> _What to produce_: The job is to find each line of the records below that includes the word "role" and copy it.
.....
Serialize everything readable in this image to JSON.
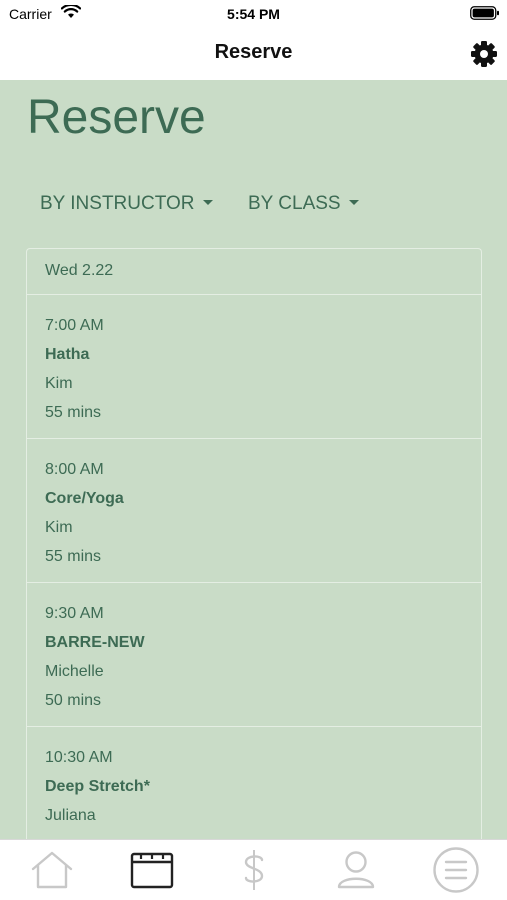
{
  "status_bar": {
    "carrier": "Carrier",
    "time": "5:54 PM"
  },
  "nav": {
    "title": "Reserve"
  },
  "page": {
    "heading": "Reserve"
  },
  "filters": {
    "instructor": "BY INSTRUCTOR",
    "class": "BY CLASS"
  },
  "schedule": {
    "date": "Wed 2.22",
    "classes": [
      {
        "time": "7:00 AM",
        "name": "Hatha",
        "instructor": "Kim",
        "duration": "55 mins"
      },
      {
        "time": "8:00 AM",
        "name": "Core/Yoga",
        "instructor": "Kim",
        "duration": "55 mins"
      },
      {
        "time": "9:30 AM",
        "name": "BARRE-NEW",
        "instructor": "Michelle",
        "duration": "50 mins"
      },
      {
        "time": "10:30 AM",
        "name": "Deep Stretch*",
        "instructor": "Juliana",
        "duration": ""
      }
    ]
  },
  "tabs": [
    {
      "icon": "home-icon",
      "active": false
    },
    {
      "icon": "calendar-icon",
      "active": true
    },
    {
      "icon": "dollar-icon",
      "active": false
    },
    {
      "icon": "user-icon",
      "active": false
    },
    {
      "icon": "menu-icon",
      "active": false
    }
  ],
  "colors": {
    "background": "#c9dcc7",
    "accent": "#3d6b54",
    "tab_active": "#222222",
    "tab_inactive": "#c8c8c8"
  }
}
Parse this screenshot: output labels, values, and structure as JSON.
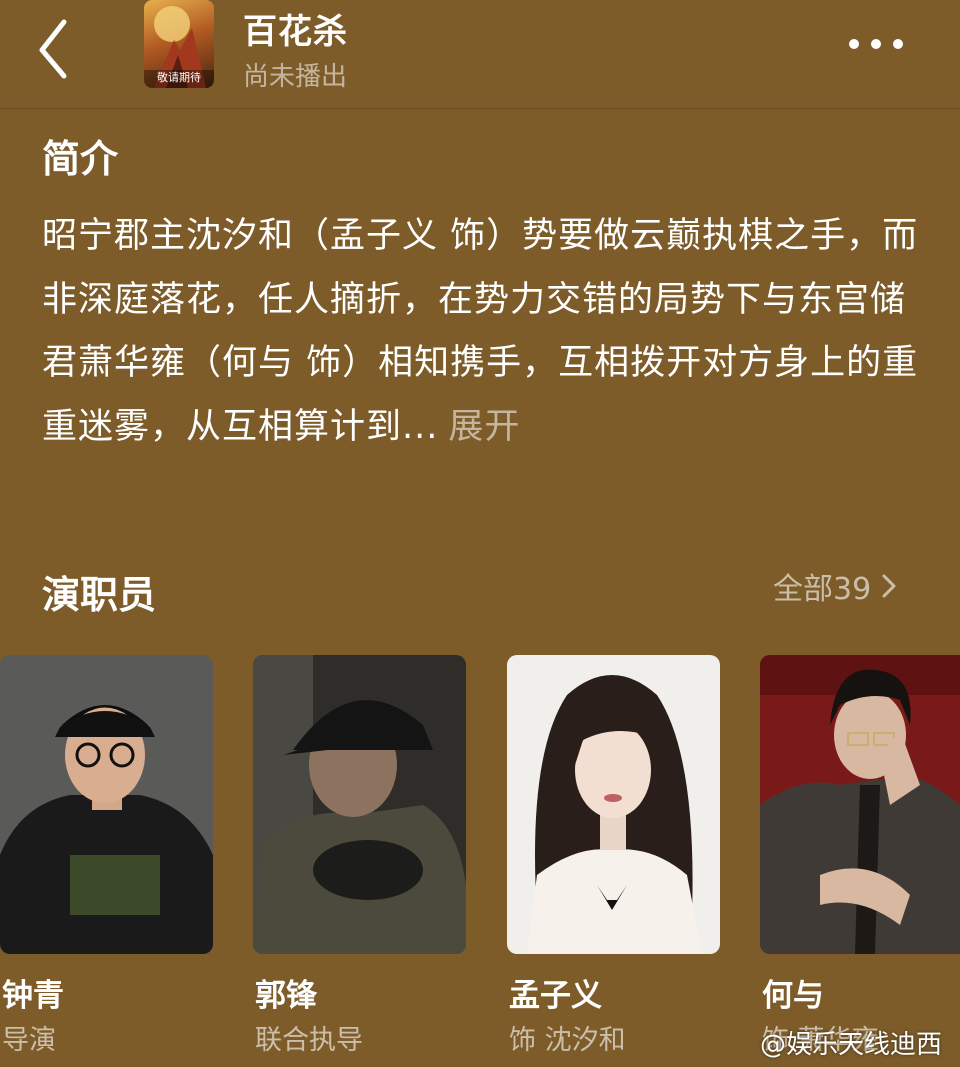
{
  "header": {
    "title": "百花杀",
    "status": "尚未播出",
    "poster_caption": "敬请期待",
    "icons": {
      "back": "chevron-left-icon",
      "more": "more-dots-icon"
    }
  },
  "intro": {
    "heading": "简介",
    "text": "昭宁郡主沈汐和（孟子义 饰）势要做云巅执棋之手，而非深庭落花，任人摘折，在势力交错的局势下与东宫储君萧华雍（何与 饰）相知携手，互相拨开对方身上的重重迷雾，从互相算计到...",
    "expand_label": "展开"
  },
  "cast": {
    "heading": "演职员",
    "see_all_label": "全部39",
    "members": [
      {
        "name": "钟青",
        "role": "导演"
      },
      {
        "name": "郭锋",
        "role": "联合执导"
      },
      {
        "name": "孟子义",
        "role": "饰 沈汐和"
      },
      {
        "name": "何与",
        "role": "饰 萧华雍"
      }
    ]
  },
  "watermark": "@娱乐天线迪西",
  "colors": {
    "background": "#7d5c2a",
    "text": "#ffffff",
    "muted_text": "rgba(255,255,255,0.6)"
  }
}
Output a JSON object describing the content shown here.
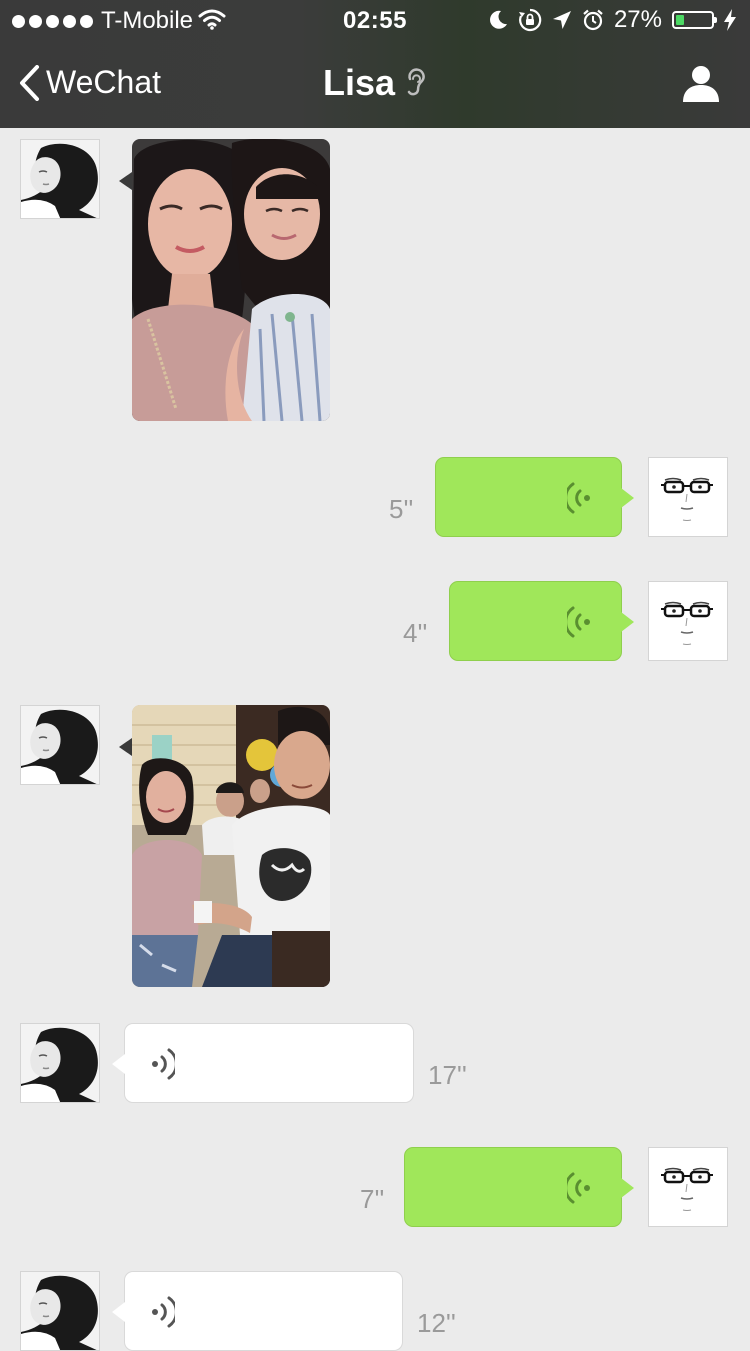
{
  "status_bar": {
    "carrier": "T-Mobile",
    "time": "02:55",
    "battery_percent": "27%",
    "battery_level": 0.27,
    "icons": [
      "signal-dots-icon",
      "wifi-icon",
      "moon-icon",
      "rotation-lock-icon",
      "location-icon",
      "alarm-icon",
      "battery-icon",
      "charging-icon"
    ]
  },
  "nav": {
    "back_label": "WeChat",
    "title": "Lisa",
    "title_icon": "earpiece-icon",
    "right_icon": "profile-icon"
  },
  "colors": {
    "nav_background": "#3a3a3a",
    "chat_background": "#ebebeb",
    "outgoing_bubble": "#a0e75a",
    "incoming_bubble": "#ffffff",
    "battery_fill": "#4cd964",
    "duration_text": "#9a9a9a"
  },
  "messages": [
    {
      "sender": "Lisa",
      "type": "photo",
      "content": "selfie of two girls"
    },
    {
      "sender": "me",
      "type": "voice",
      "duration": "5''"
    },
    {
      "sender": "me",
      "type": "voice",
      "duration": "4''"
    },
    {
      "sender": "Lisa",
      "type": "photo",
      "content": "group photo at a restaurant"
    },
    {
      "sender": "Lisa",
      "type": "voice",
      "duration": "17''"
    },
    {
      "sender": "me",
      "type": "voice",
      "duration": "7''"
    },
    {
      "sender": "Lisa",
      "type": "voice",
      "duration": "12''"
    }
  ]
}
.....
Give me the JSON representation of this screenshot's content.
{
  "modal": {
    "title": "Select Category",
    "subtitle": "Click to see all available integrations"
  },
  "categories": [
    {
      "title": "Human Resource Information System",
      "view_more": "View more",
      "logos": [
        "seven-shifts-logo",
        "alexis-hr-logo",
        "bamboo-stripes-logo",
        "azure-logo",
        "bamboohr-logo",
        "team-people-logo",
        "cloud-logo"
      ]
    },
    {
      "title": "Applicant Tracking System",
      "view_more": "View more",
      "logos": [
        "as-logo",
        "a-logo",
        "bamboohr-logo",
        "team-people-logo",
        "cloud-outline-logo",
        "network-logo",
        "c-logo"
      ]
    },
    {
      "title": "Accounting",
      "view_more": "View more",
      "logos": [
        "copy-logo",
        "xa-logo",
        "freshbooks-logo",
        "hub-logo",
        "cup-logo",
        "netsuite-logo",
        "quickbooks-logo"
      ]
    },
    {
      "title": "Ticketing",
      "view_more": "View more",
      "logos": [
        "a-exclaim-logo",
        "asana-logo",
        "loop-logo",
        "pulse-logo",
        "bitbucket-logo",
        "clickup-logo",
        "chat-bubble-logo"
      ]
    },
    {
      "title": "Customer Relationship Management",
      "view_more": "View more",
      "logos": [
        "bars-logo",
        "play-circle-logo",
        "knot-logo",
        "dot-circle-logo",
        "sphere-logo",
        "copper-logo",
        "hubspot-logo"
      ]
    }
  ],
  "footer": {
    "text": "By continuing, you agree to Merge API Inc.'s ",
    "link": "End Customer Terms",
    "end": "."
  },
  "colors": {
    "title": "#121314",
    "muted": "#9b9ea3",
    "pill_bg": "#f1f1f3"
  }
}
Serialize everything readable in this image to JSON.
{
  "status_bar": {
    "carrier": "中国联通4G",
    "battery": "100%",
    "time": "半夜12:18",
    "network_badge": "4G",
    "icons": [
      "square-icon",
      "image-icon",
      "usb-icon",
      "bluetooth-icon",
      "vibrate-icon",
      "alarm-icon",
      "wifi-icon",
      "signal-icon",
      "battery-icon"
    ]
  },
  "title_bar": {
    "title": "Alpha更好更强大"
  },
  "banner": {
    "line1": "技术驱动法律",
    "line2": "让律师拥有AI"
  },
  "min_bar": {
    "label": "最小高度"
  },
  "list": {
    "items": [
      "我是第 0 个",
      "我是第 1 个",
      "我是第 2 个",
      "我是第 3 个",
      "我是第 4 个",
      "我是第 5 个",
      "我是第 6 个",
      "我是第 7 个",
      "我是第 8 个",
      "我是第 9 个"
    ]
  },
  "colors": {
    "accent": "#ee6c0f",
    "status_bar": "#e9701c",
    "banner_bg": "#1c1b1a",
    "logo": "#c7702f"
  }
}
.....
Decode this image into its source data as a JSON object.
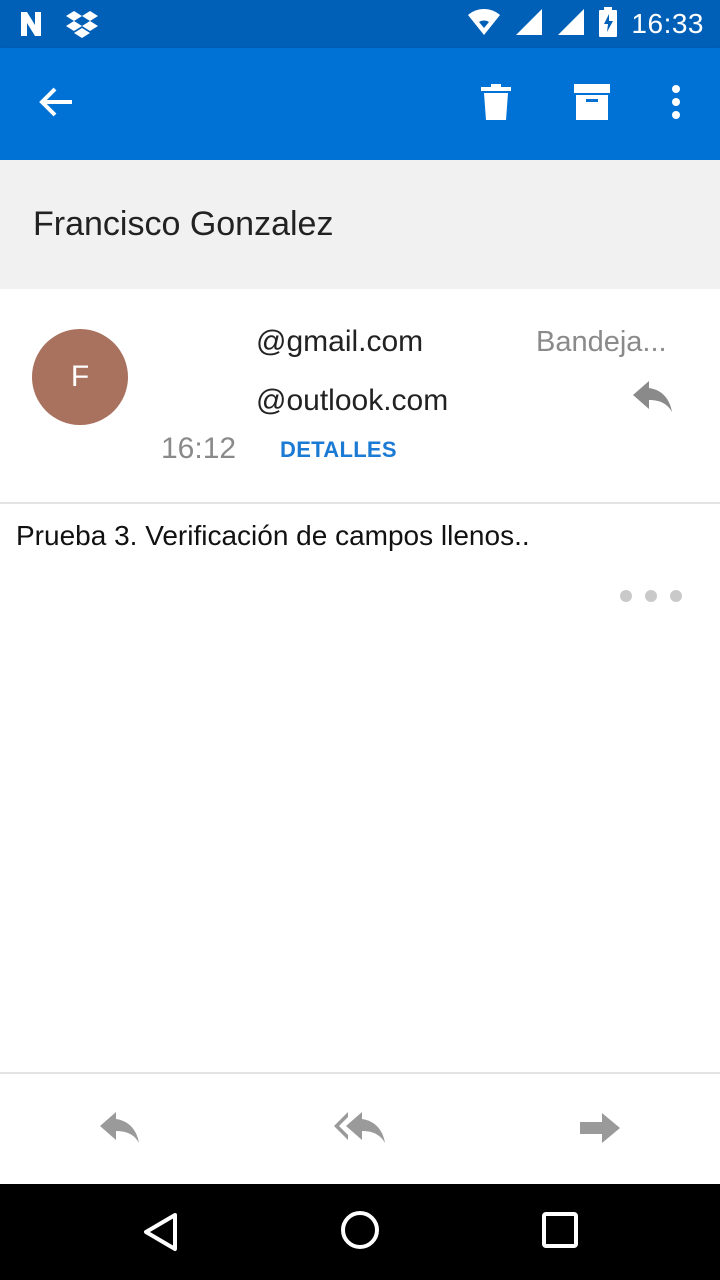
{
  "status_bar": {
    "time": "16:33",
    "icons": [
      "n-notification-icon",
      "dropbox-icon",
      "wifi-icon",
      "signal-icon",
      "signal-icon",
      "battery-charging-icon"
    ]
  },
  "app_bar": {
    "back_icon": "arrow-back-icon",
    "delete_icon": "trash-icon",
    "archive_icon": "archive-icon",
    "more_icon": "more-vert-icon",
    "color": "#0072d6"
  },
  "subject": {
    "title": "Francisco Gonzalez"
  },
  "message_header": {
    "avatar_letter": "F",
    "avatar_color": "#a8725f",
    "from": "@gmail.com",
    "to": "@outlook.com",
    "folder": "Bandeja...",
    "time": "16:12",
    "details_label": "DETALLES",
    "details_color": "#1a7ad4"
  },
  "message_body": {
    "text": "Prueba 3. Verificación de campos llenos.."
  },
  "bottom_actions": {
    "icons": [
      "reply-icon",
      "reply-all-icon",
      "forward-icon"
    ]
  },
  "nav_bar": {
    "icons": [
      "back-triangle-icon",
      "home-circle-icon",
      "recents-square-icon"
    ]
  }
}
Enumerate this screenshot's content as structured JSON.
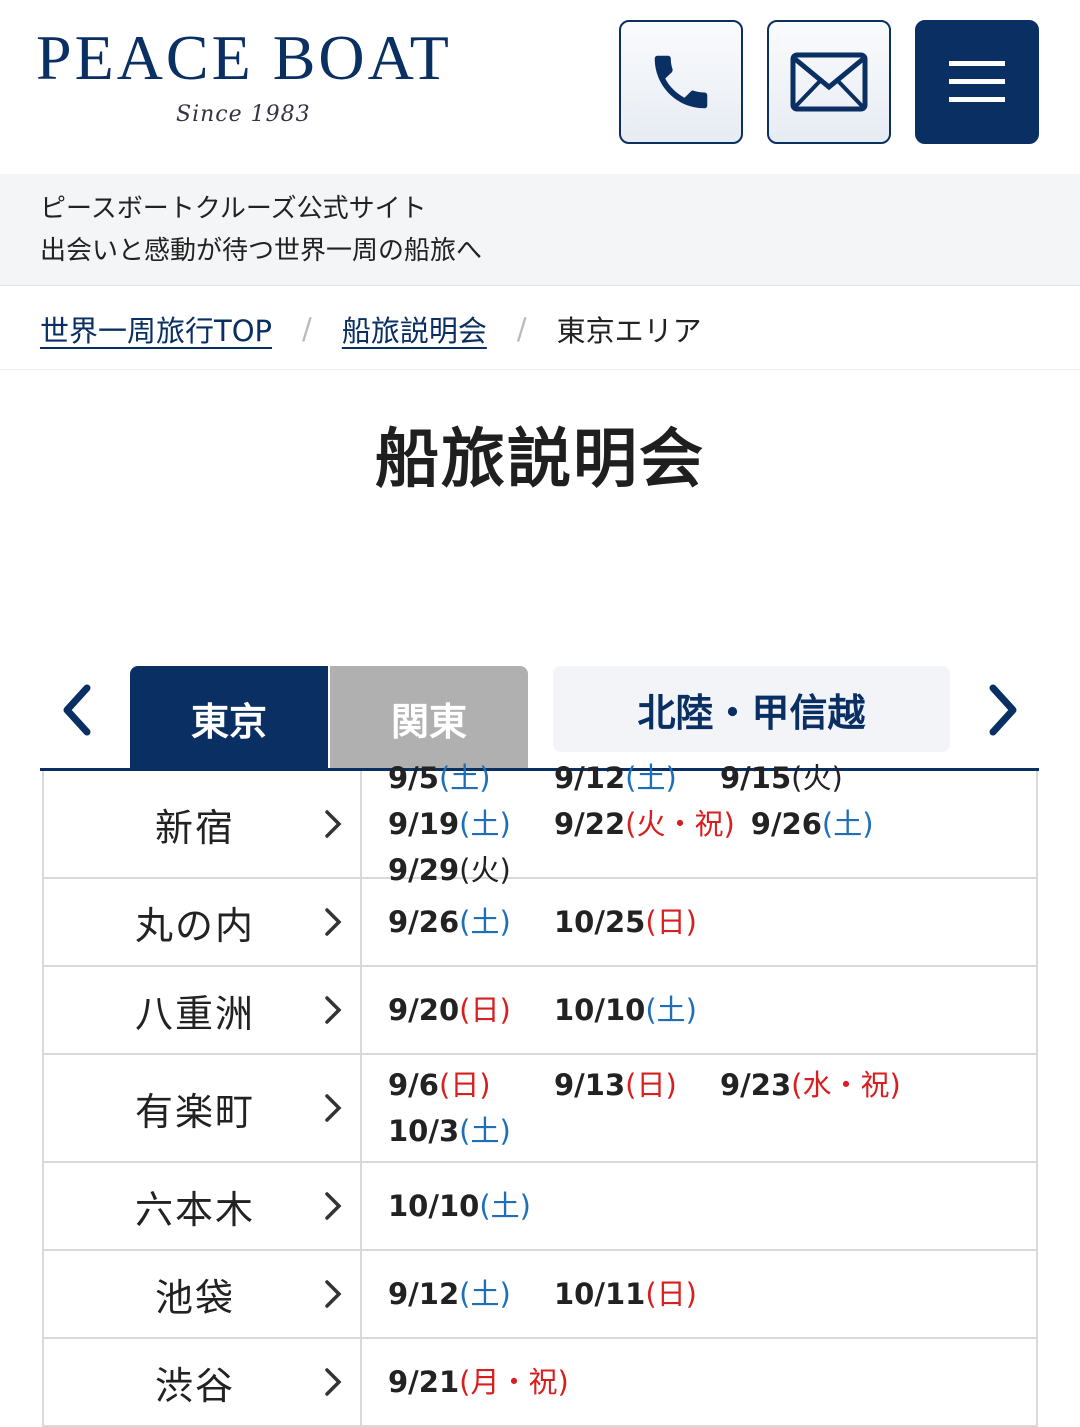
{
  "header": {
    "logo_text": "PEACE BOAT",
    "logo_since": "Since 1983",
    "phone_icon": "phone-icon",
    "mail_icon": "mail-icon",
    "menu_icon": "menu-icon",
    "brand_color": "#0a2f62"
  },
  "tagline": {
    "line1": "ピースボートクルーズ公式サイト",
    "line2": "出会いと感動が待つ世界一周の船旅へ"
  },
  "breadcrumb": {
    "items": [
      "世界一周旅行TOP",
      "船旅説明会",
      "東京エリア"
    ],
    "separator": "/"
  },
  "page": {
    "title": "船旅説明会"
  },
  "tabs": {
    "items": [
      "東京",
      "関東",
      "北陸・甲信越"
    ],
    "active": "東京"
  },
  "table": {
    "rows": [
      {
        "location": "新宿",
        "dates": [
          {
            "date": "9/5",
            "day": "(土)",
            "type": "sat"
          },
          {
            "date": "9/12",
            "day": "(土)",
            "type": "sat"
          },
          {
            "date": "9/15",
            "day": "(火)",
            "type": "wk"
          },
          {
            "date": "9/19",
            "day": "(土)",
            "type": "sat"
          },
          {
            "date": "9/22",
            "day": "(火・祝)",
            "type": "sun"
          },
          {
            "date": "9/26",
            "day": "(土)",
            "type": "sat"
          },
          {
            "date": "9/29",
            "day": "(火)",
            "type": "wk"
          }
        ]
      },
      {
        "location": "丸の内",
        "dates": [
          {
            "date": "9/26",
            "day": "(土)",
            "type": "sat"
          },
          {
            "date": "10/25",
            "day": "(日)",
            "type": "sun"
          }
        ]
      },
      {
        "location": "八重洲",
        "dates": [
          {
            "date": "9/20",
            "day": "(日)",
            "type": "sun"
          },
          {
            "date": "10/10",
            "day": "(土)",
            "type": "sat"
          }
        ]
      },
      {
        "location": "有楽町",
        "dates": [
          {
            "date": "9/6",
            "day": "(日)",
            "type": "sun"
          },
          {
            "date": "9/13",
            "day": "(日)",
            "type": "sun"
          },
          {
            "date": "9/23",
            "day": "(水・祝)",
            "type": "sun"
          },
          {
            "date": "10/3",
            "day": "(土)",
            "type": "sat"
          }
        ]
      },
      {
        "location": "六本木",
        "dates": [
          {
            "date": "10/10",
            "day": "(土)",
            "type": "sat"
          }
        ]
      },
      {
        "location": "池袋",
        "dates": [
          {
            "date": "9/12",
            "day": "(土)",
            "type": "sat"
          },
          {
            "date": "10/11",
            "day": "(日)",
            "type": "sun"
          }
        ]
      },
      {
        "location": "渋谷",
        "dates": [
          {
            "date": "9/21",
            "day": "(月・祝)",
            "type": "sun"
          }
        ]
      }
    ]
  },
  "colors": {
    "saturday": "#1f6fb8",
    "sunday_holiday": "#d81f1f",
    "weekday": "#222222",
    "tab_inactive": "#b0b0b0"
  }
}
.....
> _Written reply_:
        "role": "导演"
        "role": "联合执导"
        "role": "饰 沈汐和"
        "role": "饰 萧华雍"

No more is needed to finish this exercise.